According to the House of Commons Library data, the number of early years places fell from 1,332,903 on 30 September 2009 to 1,287,091 on 31 December 2015. This is a loss of 45,812 places.
There was also a decline of 15,749 early years providers, reveals the data.
Labour’s shadow early years minister Tulip Siddiq said the figures show that nursery provision is in ‘crisis’ and ‘deepening by the day’.
Currently eight ‘early implementer’ local authorities are taking part in a pilot of the 30 free hours childcare for parents of three- and four-year-olds.
Ms Siddiq said the Government had failed to invest, 'which then leaves nursery providers to pick up the tab, by providing twice the childcare for less money.
‘These figures show how our youngest children are paying the price for the Government’s failure.

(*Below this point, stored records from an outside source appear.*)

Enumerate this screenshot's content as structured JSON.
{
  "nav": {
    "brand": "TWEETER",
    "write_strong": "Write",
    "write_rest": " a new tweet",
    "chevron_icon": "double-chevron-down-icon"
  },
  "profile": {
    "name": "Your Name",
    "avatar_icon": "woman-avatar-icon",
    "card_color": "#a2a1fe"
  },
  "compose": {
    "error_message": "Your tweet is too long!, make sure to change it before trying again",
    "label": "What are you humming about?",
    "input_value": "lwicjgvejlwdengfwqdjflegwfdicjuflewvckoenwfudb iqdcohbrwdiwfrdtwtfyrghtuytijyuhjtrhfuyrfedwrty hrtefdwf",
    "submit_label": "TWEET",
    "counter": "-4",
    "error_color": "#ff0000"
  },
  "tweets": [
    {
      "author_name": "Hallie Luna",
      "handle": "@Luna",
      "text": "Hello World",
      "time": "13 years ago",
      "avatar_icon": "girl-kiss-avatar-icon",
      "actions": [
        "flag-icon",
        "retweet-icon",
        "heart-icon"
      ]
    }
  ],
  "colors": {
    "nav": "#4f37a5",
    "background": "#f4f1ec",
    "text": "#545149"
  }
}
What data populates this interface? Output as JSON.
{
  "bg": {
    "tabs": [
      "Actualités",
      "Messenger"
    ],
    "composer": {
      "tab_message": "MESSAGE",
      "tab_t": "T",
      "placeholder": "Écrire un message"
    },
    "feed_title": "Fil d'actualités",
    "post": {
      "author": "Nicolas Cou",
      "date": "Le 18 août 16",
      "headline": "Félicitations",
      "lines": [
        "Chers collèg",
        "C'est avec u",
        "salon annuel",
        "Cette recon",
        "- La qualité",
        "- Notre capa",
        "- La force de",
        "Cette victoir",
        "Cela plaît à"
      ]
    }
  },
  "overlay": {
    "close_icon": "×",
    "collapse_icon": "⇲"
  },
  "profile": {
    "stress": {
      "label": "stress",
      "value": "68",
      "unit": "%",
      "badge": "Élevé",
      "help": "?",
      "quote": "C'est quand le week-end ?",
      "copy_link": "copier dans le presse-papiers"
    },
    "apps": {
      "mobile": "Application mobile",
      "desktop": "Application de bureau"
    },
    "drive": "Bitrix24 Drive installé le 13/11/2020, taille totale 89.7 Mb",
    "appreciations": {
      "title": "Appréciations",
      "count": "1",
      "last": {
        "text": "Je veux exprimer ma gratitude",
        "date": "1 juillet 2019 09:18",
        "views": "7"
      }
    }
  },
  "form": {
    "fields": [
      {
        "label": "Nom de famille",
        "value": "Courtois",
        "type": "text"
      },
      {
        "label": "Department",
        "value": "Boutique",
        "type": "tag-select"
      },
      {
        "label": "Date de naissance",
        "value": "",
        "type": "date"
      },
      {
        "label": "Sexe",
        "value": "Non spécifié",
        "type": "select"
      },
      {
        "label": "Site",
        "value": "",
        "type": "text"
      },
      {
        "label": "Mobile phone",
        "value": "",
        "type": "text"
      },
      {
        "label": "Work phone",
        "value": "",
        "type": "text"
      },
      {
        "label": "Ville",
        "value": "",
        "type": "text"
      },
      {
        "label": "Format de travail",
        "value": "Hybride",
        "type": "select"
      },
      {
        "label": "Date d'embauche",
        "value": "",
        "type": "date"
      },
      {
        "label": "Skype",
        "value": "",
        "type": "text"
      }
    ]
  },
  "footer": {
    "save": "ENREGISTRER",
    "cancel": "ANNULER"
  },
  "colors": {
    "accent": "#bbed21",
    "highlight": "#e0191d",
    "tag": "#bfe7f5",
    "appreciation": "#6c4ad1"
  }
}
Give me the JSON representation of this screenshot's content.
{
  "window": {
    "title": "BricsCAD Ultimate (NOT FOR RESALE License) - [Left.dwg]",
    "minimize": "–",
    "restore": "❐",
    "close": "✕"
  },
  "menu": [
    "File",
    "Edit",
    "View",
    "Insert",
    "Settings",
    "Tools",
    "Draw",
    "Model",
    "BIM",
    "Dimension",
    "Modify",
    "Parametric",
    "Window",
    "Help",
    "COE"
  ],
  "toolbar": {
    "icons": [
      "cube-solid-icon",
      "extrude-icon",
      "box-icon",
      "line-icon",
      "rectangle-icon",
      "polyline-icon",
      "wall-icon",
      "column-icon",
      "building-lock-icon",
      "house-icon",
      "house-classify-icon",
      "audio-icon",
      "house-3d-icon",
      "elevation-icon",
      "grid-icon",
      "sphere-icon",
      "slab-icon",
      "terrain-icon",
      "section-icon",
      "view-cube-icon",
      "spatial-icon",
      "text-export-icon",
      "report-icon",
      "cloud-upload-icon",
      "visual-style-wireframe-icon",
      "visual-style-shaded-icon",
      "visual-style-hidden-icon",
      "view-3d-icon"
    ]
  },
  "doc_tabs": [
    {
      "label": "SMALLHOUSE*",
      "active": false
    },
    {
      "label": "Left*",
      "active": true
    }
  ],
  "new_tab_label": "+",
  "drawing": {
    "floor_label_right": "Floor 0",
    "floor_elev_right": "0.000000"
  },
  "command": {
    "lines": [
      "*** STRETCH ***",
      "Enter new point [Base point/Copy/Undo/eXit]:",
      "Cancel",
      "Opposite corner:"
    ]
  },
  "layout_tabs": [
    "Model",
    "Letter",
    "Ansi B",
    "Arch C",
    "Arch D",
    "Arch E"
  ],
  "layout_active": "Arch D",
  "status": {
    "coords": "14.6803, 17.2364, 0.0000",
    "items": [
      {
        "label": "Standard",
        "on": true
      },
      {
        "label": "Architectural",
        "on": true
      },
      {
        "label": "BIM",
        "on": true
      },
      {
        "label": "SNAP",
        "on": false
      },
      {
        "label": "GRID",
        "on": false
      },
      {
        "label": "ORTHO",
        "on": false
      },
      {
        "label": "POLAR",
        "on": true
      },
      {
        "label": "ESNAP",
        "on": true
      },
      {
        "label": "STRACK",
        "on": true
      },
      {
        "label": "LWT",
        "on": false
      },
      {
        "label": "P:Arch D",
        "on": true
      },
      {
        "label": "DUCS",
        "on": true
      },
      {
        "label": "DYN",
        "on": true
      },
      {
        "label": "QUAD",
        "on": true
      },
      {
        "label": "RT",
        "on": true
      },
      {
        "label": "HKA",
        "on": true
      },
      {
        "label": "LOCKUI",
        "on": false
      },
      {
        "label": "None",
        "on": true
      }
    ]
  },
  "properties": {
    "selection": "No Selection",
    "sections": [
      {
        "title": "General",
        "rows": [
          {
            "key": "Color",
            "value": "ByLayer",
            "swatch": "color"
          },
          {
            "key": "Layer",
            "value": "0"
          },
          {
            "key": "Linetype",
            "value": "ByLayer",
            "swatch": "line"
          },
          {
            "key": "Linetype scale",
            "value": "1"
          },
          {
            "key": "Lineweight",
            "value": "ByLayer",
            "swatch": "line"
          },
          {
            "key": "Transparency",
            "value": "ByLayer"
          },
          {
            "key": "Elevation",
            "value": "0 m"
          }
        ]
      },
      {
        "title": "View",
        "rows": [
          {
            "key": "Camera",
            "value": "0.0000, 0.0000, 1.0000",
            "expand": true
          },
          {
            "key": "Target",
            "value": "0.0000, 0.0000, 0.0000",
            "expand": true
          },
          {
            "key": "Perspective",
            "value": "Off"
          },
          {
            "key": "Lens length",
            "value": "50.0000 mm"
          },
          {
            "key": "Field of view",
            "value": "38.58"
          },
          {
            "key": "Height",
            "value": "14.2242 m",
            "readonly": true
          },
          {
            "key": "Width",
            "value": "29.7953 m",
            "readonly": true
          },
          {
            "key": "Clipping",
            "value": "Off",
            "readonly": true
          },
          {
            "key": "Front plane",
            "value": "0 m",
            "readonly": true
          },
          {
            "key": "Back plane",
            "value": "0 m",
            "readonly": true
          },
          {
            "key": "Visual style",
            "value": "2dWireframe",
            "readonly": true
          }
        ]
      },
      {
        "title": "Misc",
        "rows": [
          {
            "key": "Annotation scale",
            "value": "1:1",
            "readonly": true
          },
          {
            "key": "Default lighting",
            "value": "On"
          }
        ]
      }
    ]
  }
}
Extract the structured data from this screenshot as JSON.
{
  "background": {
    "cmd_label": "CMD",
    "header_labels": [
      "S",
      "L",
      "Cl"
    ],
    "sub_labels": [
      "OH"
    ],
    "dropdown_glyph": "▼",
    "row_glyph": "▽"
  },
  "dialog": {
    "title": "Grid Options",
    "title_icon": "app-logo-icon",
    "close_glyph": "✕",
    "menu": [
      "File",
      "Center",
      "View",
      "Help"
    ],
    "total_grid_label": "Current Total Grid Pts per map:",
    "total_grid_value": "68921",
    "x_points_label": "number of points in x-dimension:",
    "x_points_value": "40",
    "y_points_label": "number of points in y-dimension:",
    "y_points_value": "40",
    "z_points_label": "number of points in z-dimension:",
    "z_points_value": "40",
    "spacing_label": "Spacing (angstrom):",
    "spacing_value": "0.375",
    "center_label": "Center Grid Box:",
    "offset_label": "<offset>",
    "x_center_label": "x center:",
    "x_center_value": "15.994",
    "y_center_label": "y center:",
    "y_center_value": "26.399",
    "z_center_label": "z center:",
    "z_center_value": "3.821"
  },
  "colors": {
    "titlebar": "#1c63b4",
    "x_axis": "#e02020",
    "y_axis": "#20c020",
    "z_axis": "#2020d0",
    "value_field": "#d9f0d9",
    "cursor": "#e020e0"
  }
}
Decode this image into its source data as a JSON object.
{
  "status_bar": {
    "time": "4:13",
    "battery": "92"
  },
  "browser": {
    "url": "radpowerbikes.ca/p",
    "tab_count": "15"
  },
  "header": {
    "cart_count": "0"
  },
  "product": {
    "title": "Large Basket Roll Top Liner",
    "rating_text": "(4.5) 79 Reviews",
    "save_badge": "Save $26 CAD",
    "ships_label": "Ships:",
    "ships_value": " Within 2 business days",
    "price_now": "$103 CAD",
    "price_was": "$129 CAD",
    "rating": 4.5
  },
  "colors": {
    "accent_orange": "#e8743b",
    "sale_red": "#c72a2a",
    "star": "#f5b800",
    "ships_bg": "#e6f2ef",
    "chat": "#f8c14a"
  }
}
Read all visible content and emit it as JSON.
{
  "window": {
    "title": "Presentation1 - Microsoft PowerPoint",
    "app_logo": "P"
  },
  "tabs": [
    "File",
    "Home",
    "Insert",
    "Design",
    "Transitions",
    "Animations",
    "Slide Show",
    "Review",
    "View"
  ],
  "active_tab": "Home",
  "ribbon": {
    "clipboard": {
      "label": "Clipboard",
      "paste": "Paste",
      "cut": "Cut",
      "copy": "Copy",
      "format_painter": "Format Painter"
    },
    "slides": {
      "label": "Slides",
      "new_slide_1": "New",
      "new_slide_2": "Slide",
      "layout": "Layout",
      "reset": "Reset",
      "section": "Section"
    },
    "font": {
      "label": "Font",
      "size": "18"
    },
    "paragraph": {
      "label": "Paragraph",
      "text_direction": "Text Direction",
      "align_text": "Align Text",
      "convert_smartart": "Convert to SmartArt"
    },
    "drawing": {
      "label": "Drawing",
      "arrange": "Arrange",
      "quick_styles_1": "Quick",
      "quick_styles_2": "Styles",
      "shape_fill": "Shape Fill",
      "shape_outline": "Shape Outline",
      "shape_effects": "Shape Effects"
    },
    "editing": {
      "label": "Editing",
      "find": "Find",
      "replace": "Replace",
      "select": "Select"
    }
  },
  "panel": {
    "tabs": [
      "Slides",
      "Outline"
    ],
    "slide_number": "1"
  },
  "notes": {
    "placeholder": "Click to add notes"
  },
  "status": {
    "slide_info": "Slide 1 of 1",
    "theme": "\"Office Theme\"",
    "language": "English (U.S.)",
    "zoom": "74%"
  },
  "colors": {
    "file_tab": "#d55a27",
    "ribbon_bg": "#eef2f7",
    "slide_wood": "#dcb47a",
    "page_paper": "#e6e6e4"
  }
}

Tens of thousands of children are being denied the best start in life they deserve through the loss of so many nursery places and providers.’
She went on to warn that the new funding formula threatens to drive thousands more providers out of business.
In August, the Government announced plans to introduce a ‘fairer’ funding system for nurseries, pre-schools and childminders to help them deliver the 30-hour free childcare offer.
The new funding formula is expected to replace the current system, which is based on how much a council has historically spent rather than how much it costs to meet local need.
A six-week consultation on the proposed formula was held in August, but the Government has yet to publish its response.
The shadow early years minister is now calling on the Chancellor Philip Hammond to use the Autumn Statement to allocate enough money to ensure the 30 hours free childcare promise is kept, as well as to provide long-term funding to protect nurseries from closure.
A DfE spokesperson said, 'This Government is determined to make this a country that works for everyone, not just the privileged few. We are investing a record £6 billion in childcare by the end of this Parliament - more than any previous Government has done - and providing £50 million in capital funding for the expansion of childcare places.
'Latest figures show an increase in the number of providers from last year, with more three- and four-year-olds benefiting from a funded early education place. We are also doubling the free childcare offer for three- and four-year-olds to 30 hours for working parents - building on the success of the existing 15 hours offer which is now accessed by almost 1.34 million children.'
The Government is committed to delivering 5,000 childcare places for the 30 hours free offer in the eight Early Implementer areas and says that more than 3,000 places have been taken up so far.